Collection entries
%%

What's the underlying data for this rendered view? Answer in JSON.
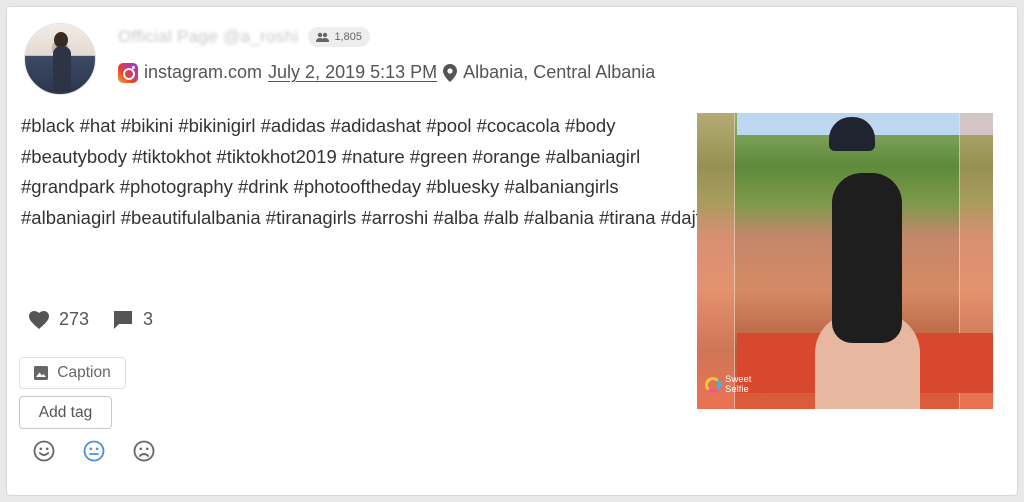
{
  "post": {
    "account_name": "Official Page",
    "handle": "@a_roshi",
    "followers": "1,805",
    "source": "instagram.com",
    "date": "July 2, 2019 5:13 PM",
    "location": "Albania, Central Albania",
    "caption": "#black #hat #bikini #bikinigirl #adidas #adidashat #pool #cocacola #body #beautybody #tiktokhot #tiktokhot2019 #nature #green #orange #albaniagirl #grandpark #photography #drink #photooftheday #bluesky #albaniangirls #albaniagirl #beautifulalbania #tiranagirls #arroshi #alba #alb #albania #tirana #dajt",
    "likes": "273",
    "comments": "3",
    "image_watermark": "Sweet Selfie"
  },
  "actions": {
    "caption_label": "Caption",
    "add_tag_label": "Add tag"
  },
  "sentiment": {
    "options": [
      "positive",
      "neutral",
      "negative"
    ],
    "selected": "neutral",
    "selected_color": "#4a90d9"
  },
  "colors": {
    "text": "#333333",
    "muted": "#666666",
    "border": "#d9d9d9"
  }
}
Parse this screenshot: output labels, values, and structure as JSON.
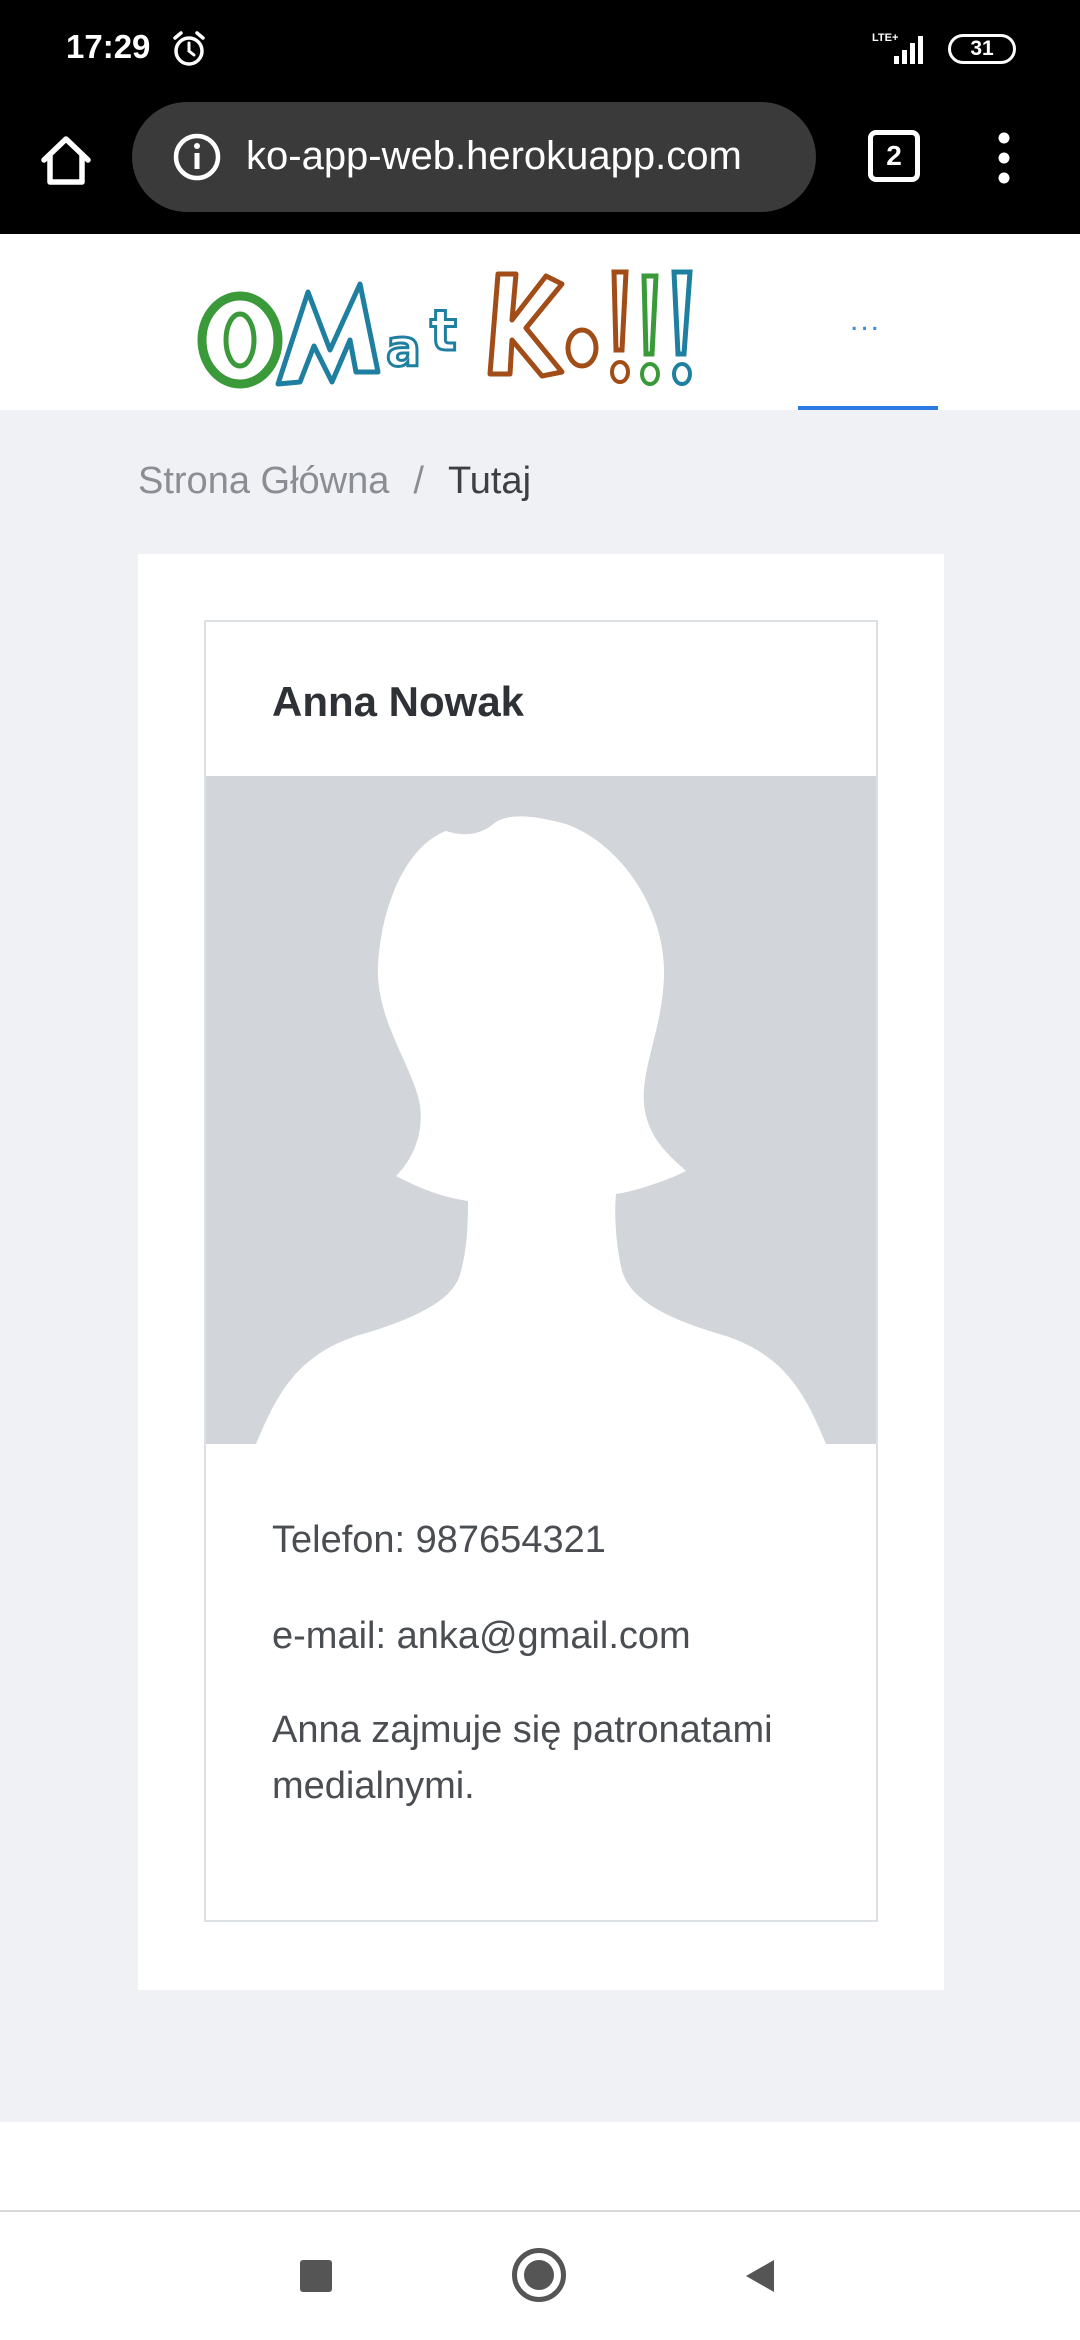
{
  "status_bar": {
    "time": "17:29",
    "network": "LTE+",
    "battery": "31"
  },
  "browser": {
    "url": "ko-app-web.herokuapp.com",
    "tab_count": "2"
  },
  "site": {
    "logo_text": "OMatKo!!!",
    "menu_label": "...",
    "accent_color": "#2c7be5"
  },
  "breadcrumb": {
    "home": "Strona Główna",
    "separator": "/",
    "current": "Tutaj"
  },
  "profile": {
    "name": "Anna Nowak",
    "phone": "Telefon: 987654321",
    "email": "e-mail: anka@gmail.com",
    "description": "Anna zajmuje się patronatami medialnymi."
  },
  "icons": {
    "alarm": "alarm-icon",
    "signal": "signal-icon",
    "battery": "battery-icon",
    "home": "home-icon",
    "info": "info-icon",
    "tabs": "tabs-icon",
    "more": "more-vert-icon",
    "avatar": "person-silhouette",
    "nav_recents": "square-icon",
    "nav_home": "circle-icon",
    "nav_back": "triangle-back-icon"
  }
}
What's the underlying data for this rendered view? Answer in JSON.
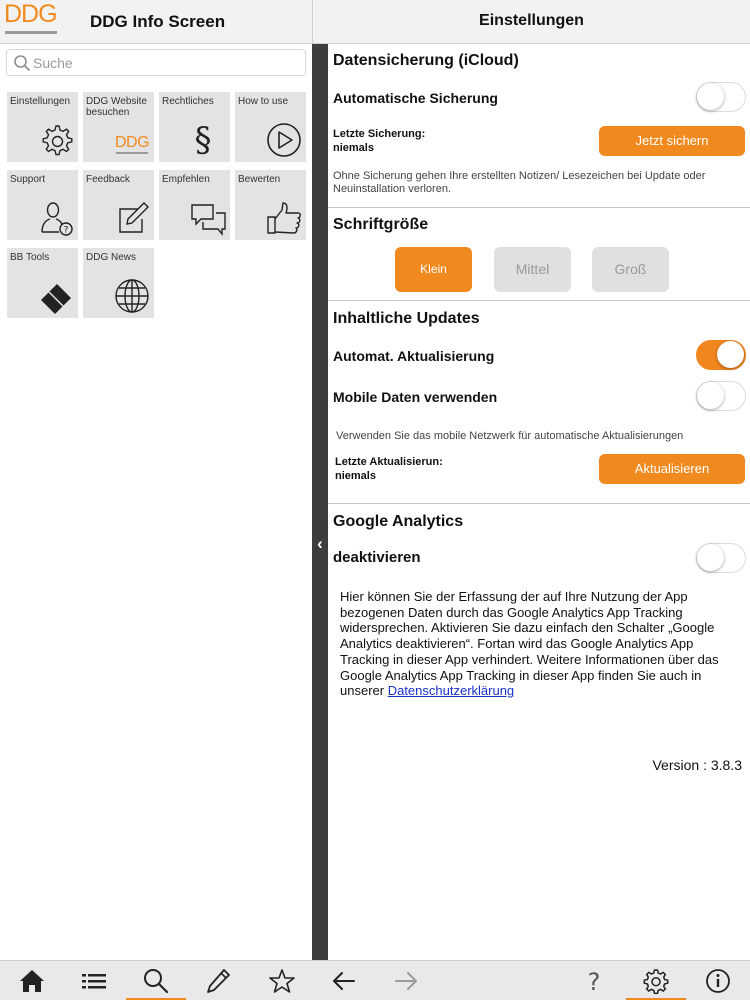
{
  "left": {
    "logo_text": "DDG",
    "title": "DDG Info Screen",
    "search": {
      "placeholder": "Suche",
      "value": ""
    },
    "tiles": [
      {
        "label": "Einstellungen",
        "icon": "gear-icon"
      },
      {
        "label": "DDG Website besuchen",
        "icon": "ddg-logo-icon",
        "icon_text": "DDG"
      },
      {
        "label": "Rechtliches",
        "icon": "paragraph-icon",
        "icon_text": "§"
      },
      {
        "label": "How to use",
        "icon": "play-icon"
      },
      {
        "label": "Support",
        "icon": "support-person-icon"
      },
      {
        "label": "Feedback",
        "icon": "edit-icon"
      },
      {
        "label": "Empfehlen",
        "icon": "chat-bubbles-icon"
      },
      {
        "label": "Bewerten",
        "icon": "thumbs-up-icon"
      },
      {
        "label": "BB Tools",
        "icon": "bb-tools-icon"
      },
      {
        "label": "DDG News",
        "icon": "globe-icon"
      }
    ]
  },
  "right": {
    "title": "Einstellungen",
    "backup": {
      "title": "Datensicherung (iCloud)",
      "auto_label": "Automatische Sicherung",
      "auto_on": false,
      "last_label": "Letzte Sicherung:",
      "last_value": "niemals",
      "button": "Jetzt sichern",
      "info": "Ohne Sicherung gehen Ihre erstellten Notizen/ Lesezeichen bei Update oder Neuinstallation verloren."
    },
    "font_size": {
      "title": "Schriftgröße",
      "options": [
        "Klein",
        "Mittel",
        "Groß"
      ],
      "selected": "Klein"
    },
    "updates": {
      "title": "Inhaltliche Updates",
      "auto_label": "Automat. Aktualisierung",
      "auto_on": true,
      "mobile_label": "Mobile Daten verwenden",
      "mobile_on": false,
      "info": "Verwenden Sie das mobile Netzwerk für automatische Aktualisierungen",
      "last_label": "Letzte Aktualisierun:",
      "last_value": "niemals",
      "button": "Aktualisieren"
    },
    "analytics": {
      "title": "Google Analytics",
      "deactivate_label": "deaktivieren",
      "deactivate_on": false,
      "text": "Hier können Sie der Erfassung der auf Ihre Nutzung der App bezogenen Daten durch das Google Analytics App Tracking widersprechen. Aktivieren Sie dazu einfach den Schalter „Google Analytics deaktivieren“. Fortan wird das Google Analytics App Tracking in dieser App verhindert. Weitere Informationen über das Google Analytics App Tracking in dieser App finden Sie auch in unserer ",
      "link": "Datenschutzerklärung"
    },
    "version": "Version : 3.8.3"
  },
  "bottom_bar": {
    "left_tabs": [
      "home-icon",
      "list-icon",
      "search-icon",
      "pencil-icon",
      "star-icon"
    ],
    "left_selected": "search-icon",
    "right_tabs": [
      "back-arrow-icon",
      "forward-arrow-icon",
      "help-icon",
      "gear-icon",
      "info-icon"
    ],
    "right_selected": "gear-icon"
  },
  "colors": {
    "accent": "#f08a1f",
    "divider": "#3d3d3d",
    "link": "#1a33c8",
    "tile_bg": "#e3e3e3"
  }
}
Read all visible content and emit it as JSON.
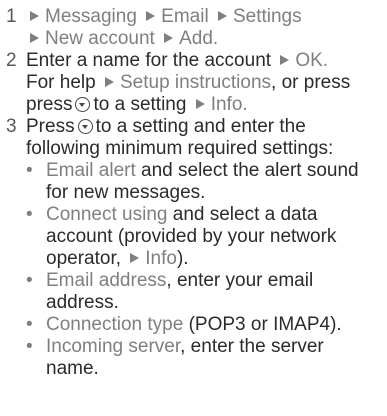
{
  "steps": [
    {
      "number": "1",
      "path": [
        "Messaging",
        "Email",
        "Settings",
        "New account",
        "Add."
      ]
    },
    {
      "number": "2",
      "text_a": "Enter a name for the account",
      "ok_label": "OK.",
      "text_b": "For help",
      "setup_label": "Setup instructions",
      "text_c": ", or press",
      "text_d": "to a setting",
      "info_label": "Info."
    },
    {
      "number": "3",
      "text_a": "Press",
      "text_b": "to a setting and enter the following minimum required settings:",
      "bullets": [
        {
          "term": "Email alert",
          "rest": " and select the alert sound for new messages."
        },
        {
          "term": "Connect using",
          "rest": " and select a data account (provided by your network operator, ",
          "info_label": "Info",
          "rest_end": ")."
        },
        {
          "term": "Email address",
          "rest": ", enter your email address."
        },
        {
          "term": "Connection type",
          "rest": " (POP3 or IMAP4)."
        },
        {
          "term": "Incoming server",
          "rest": ", enter the server name."
        }
      ]
    }
  ],
  "colors": {
    "text": "#2b2b2b",
    "menu": "#7f7f7f"
  },
  "icons": {
    "arrow": "triangle-right-icon",
    "navigation_key": "joystick-down-icon",
    "bullet": "bullet-icon"
  }
}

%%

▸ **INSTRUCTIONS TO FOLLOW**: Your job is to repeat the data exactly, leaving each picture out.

▸ **EXPECTED OUTPUT**:
What's the underlying data for this rendered view? Answer in JSON.
{
  "post": {
    "account_name": "Official Page",
    "handle": "@a_roshi",
    "followers": "1,805",
    "source": "instagram.com",
    "date": "July 2, 2019 5:13 PM",
    "location": "Albania, Central Albania",
    "caption": "#black #hat #bikini #bikinigirl #adidas #adidashat #pool #cocacola #body #beautybody #tiktokhot #tiktokhot2019 #nature #green #orange #albaniagirl #grandpark #photography #drink #photooftheday #bluesky #albaniangirls #albaniagirl #beautifulalbania #tiranagirls #arroshi #alba #alb #albania #tirana #dajt",
    "likes": "273",
    "comments": "3",
    "image_watermark": "Sweet Selfie"
  },
  "actions": {
    "caption_label": "Caption",
    "add_tag_label": "Add tag"
  },
  "sentiment": {
    "options": [
      "positive",
      "neutral",
      "negative"
    ],
    "selected": "neutral",
    "selected_color": "#4a90d9"
  },
  "colors": {
    "text": "#333333",
    "muted": "#666666",
    "border": "#d9d9d9"
  }
}
Parse this screenshot: output labels, values, and structure as JSON.
{
  "status_bar": {
    "time": "17:29",
    "network": "LTE+",
    "battery": "31"
  },
  "browser": {
    "url": "ko-app-web.herokuapp.com",
    "tab_count": "2"
  },
  "site": {
    "logo_text": "OMatKo!!!",
    "menu_label": "...",
    "accent_color": "#2c7be5"
  },
  "breadcrumb": {
    "home": "Strona Główna",
    "separator": "/",
    "current": "Tutaj"
  },
  "profile": {
    "name": "Anna Nowak",
    "phone": "Telefon: 987654321",
    "email": "e-mail: anka@gmail.com",
    "description": "Anna zajmuje się patronatami medialnymi."
  },
  "icons": {
    "alarm": "alarm-icon",
    "signal": "signal-icon",
    "battery": "battery-icon",
    "home": "home-icon",
    "info": "info-icon",
    "tabs": "tabs-icon",
    "more": "more-vert-icon",
    "avatar": "person-silhouette",
    "nav_recents": "square-icon",
    "nav_home": "circle-icon",
    "nav_back": "triangle-back-icon"
  }
}
What's the underlying data for this rendered view? Answer in JSON.
{
  "left": {
    "logo_text": "DDG",
    "title": "DDG Info Screen",
    "search": {
      "placeholder": "Suche",
      "value": ""
    },
    "tiles": [
      {
        "label": "Einstellungen",
        "icon": "gear-icon"
      },
      {
        "label": "DDG Website besuchen",
        "icon": "ddg-logo-icon",
        "icon_text": "DDG"
      },
      {
        "label": "Rechtliches",
        "icon": "paragraph-icon",
        "icon_text": "§"
      },
      {
        "label": "How to use",
        "icon": "play-icon"
      },
      {
        "label": "Support",
        "icon": "support-person-icon"
      },
      {
        "label": "Feedback",
        "icon": "edit-icon"
      },
      {
        "label": "Empfehlen",
        "icon": "chat-bubbles-icon"
      },
      {
        "label": "Bewerten",
        "icon": "thumbs-up-icon"
      },
      {
        "label": "BB Tools",
        "icon": "bb-tools-icon"
      },
      {
        "label": "DDG News",
        "icon": "globe-icon"
      }
    ]
  },
  "right": {
    "title": "Einstellungen",
    "backup": {
      "title": "Datensicherung (iCloud)",
      "auto_label": "Automatische Sicherung",
      "auto_on": false,
      "last_label": "Letzte Sicherung:",
      "last_value": "niemals",
      "button": "Jetzt sichern",
      "info": "Ohne Sicherung gehen Ihre erstellten Notizen/ Lesezeichen bei Update oder Neuinstallation verloren."
    },
    "font_size": {
      "title": "Schriftgröße",
      "options": [
        "Klein",
        "Mittel",
        "Groß"
      ],
      "selected": "Klein"
    },
    "updates": {
      "title": "Inhaltliche Updates",
      "auto_label": "Automat. Aktualisierung",
      "auto_on": true,
      "mobile_label": "Mobile Daten verwenden",
      "mobile_on": false,
      "info": "Verwenden Sie das mobile Netzwerk für automatische Aktualisierungen",
      "last_label": "Letzte Aktualisierun:",
      "last_value": "niemals",
      "button": "Aktualisieren"
    },
    "analytics": {
      "title": "Google Analytics",
      "deactivate_label": "deaktivieren",
      "deactivate_on": false,
      "text": "Hier können Sie der Erfassung der auf Ihre Nutzung der App bezogenen Daten durch das Google Analytics App Tracking widersprechen. Aktivieren Sie dazu einfach den Schalter „Google Analytics deaktivieren“. Fortan wird das Google Analytics App Tracking in dieser App verhindert. Weitere Informationen über das Google Analytics App Tracking in dieser App finden Sie auch in unserer ",
      "link": "Datenschutzerklärung"
    },
    "version": "Version : 3.8.3"
  },
  "bottom_bar": {
    "left_tabs": [
      "home-icon",
      "list-icon",
      "search-icon",
      "pencil-icon",
      "star-icon"
    ],
    "left_selected": "search-icon",
    "right_tabs": [
      "back-arrow-icon",
      "forward-arrow-icon",
      "help-icon",
      "gear-icon",
      "info-icon"
    ],
    "right_selected": "gear-icon"
  },
  "colors": {
    "accent": "#f08a1f",
    "divider": "#3d3d3d",
    "link": "#1a33c8",
    "tile_bg": "#e3e3e3"
  }
}
Read all visible content and emit it as JSON.
{
  "steps": [
    {
      "number": "1",
      "path": [
        "Messaging",
        "Email",
        "Settings",
        "New account",
        "Add."
      ]
    },
    {
      "number": "2",
      "text_a": "Enter a name for the account",
      "ok_label": "OK.",
      "text_b": "For help",
      "setup_label": "Setup instructions",
      "text_c": ", or press",
      "text_d": "to a setting",
      "info_label": "Info."
    },
    {
      "number": "3",
      "text_a": "Press",
      "text_b": "to a setting and enter the following minimum required settings:",
      "bullets": [
        {
          "term": "Email alert",
          "rest": " and select the alert sound for new messages."
        },
        {
          "term": "Connect using",
          "rest": " and select a data account (provided by your network operator, ",
          "info_label": "Info",
          "rest_end": ")."
        },
        {
          "term": "Email address",
          "rest": ", enter your email address."
        },
        {
          "term": "Connection type",
          "rest": " (POP3 or IMAP4)."
        },
        {
          "term": "Incoming server",
          "rest": ", enter the server name."
        }
      ]
    }
  ],
  "colors": {
    "text": "#2b2b2b",
    "menu": "#7f7f7f"
  },
  "icons": {
    "arrow": "triangle-right-icon",
    "navigation_key": "joystick-down-icon",
    "bullet": "bullet-icon"
  }
}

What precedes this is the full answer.